These reviews of films playing at the London Film Festival are from viewings at the press preview days. The festival runs from October 2nd-13th. You'll find links to tickets for these films at the end of this post. At time of writing, tickets are still available for all screenings of both films.
I Lost My Body
Dir: Jérémy Clapin
As a disembodied hand searches for its former owner, we watch in parallel as Naoufel (Hakim Faris) falls for Gabrielle (Victoire Du Bois), who he first meets as a voice on an intercom when he’s supposed to deliver a pizza to her.
Jérémy Clapin’s first feature is first and foremost a beautiful piece of hand-drawn animation. The human characters are expressive, with a slightly sketchy look but fluid and engaging animation that gives them all character. What is more remarkable though is the animation of the disembodied hand and the world it moves through. Obviously, we are seeing much of what the hand goes through from its level and the realistic drawing of the environment around it and the things it interacts with - notably rats and a pigeon - makes its journey feel all the more perilous and takes us on that journey with it. In addition to that is the brilliance of the animation of the hand itself. Without eyes, a mouth or even an interior voice, the hand feels like a full character. From it, we get a sense of struggle—gripping on to a drainpipe for dear life—and of longing, as it ventures on its long quest. In many ways, it may be the character we end up feeling most empathy for, which is an incredible achievement.
The relationship between Naoufel and Gabrielle is sweetly drawn. It’s hard not to identify with the slightly inept ways that Naoufel tries to tell Gabrielle who he is, aborting the mission several times through nerves. It’s also interesting and refreshing to see how Gabrielle, and through her the film, views these gestures by Naoufel as compared to how a romantic comedy of ten or twenty years ago might have.
As much as I loved the animation and the expressive but not instructive score by Dan Levy of The Dø, I Lost My Body ends up feeling a bit slight. Once we see how everything connects up, the last ten minutes are a little underwhelming and don’t really deliver the emotional punch the rest of the film appears to have been trying to lead to. There are lovely moments here, and the whole section of the film focused on the hand is remarkable, but ironically it might ultimately be a little less than the sum of its parts.
Dir: Orcun Behram
The idea of a government using a broadcast to control its population is barely a sci-fi concept when one considers things like North Korean state TV and even the relationship between Fox News and the Trump administration. The Antenna is set in Turkey and shows us the first night of operations of a new government broadcast from the point of view of a single apartment building where, as soon as the dish to receive the broadcast is installed, escalating chaos ensues.

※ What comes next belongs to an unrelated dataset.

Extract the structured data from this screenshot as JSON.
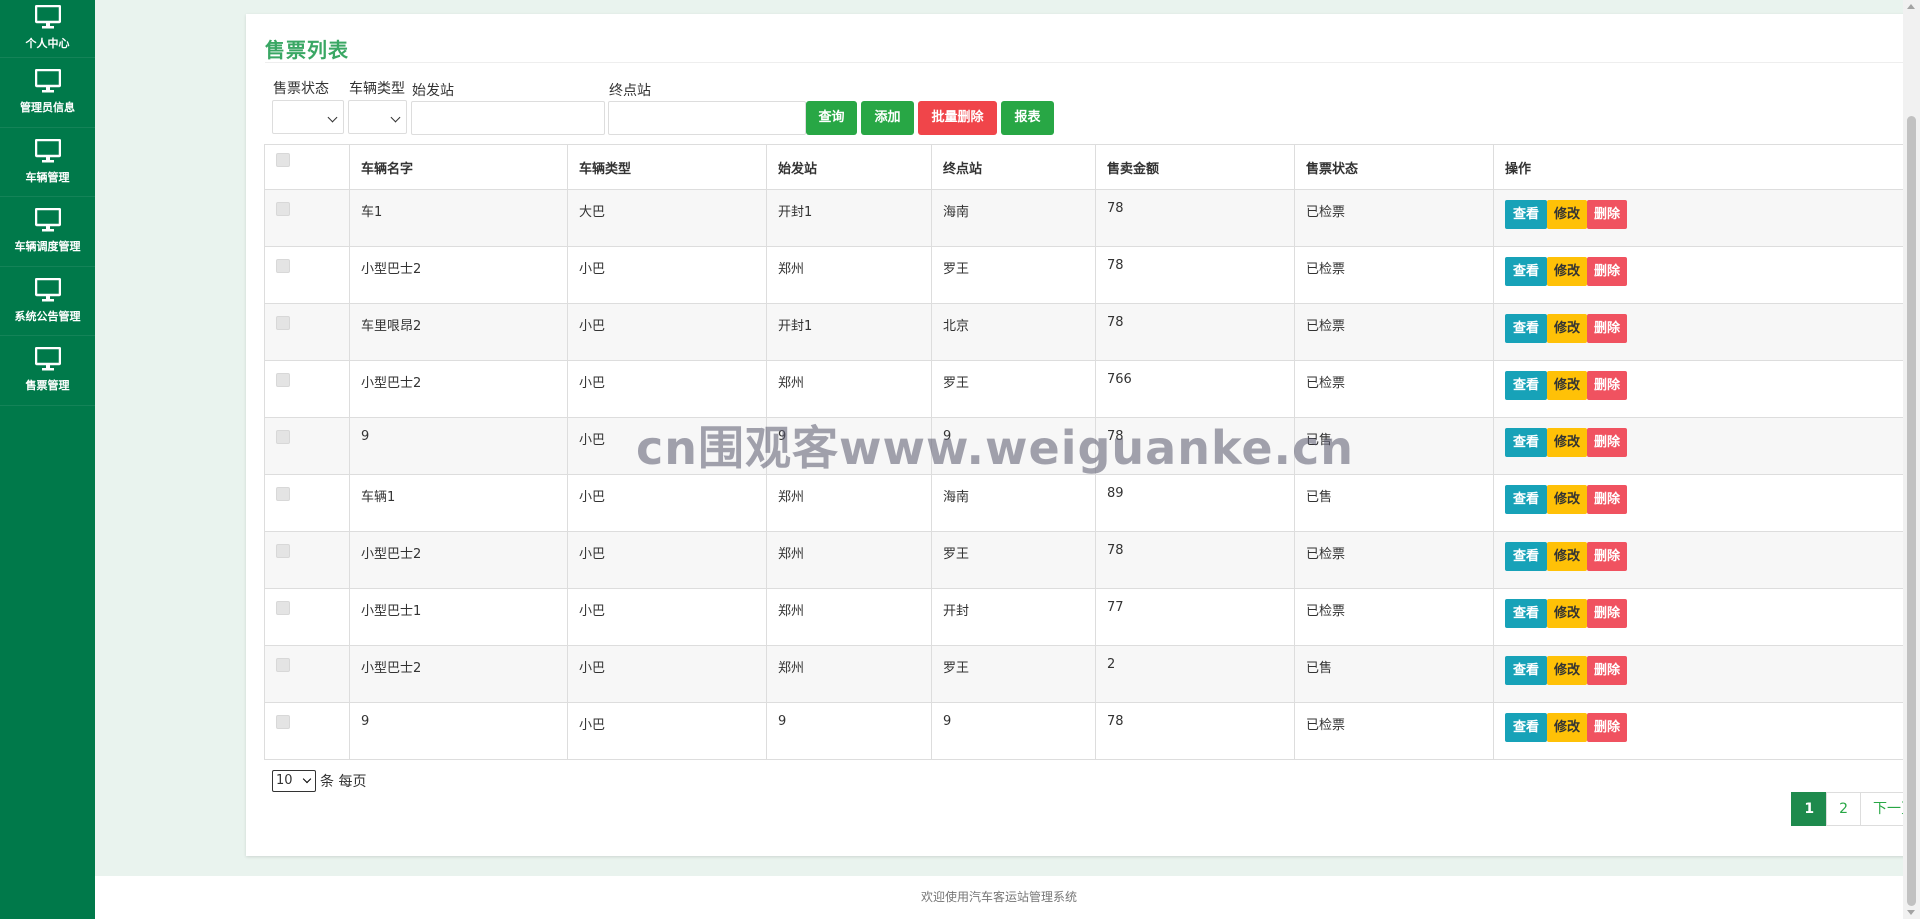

For his first film, writer/director Orcun Behram draws on many influences. This wouldn’t necessarily be a problem in itself, but he fails to establish much of an identity of his own and so what we end up with is a patchwork of those influences and a film that feels hugely derivative of better things that have come before. The main thrust of the plot is essentially a combination of two David Cronenberg films; the still underrated Shivers and one of his true masterpieces, Videodrome. As the insidious influence of the dish and the broadcast become more present, black sludge begins to ooze out of walls, taps and other outlets, calling to mind the black oil that was such a feature of the conspiracy episodes of The X Files. These are just the most glaring examples, and the ones by which The Antenna suffers most by comparison.
Taken on its own merits, The Antenna does occasionally show that Behram has some visual promise. An early sequence of Mehmet (Ihsan Önal), the maintenance worker who is the first to sense that there is something wrong at the building and that the dish is the cause, walking to work makes striking use of the imposing, towering, straight lines of the buildings he walks past. There are also a couple of standout sequences in the last fifteen minutes or so; an attack, under flickering lights, on Yasemin (Gül Arici) is visceral and brutal, and the long held close up on her in the aftermath is effective. The final sequence also shows some flair, especially in the choice to show one attack from outside the building it happens in, which accentuates the shock by stripping out the sound.
Unfortunately, the journey to and time between these sequences is filled with long and slow scenes that want to revel in the film’s imagery but do little to repay that investment of time. The pace is often painful, every camera movement is agonisingly slow and the characters seem to move as if they are walking through the black sludge we see so much of. Sometimes a slow pace can work to build tension, but it’s so obvious where the film is going and what it’s trying and failing to say that instead it simply tests the patience. At 115 minutes, The Antenna feels long, and it could lose half an hour just through recutting to quicken the pace. The overarching message is one that has been advanced with more force and clarity in many films over the years, and the screenplay fails to get under the skin of either its central idea or its characters. It is possible there are resonances an English speaking audience will miss unless they are familiar with Turkey and its politics, but even if that’s the case, the film doesn’t deliver much of substance that is accessible to a wider audience.
There are a few flashes of promise here, but for the most part, The Antenna is a slow and boring slog that will make you wish you were watching any one of the films it so liberally cribs its ideas from.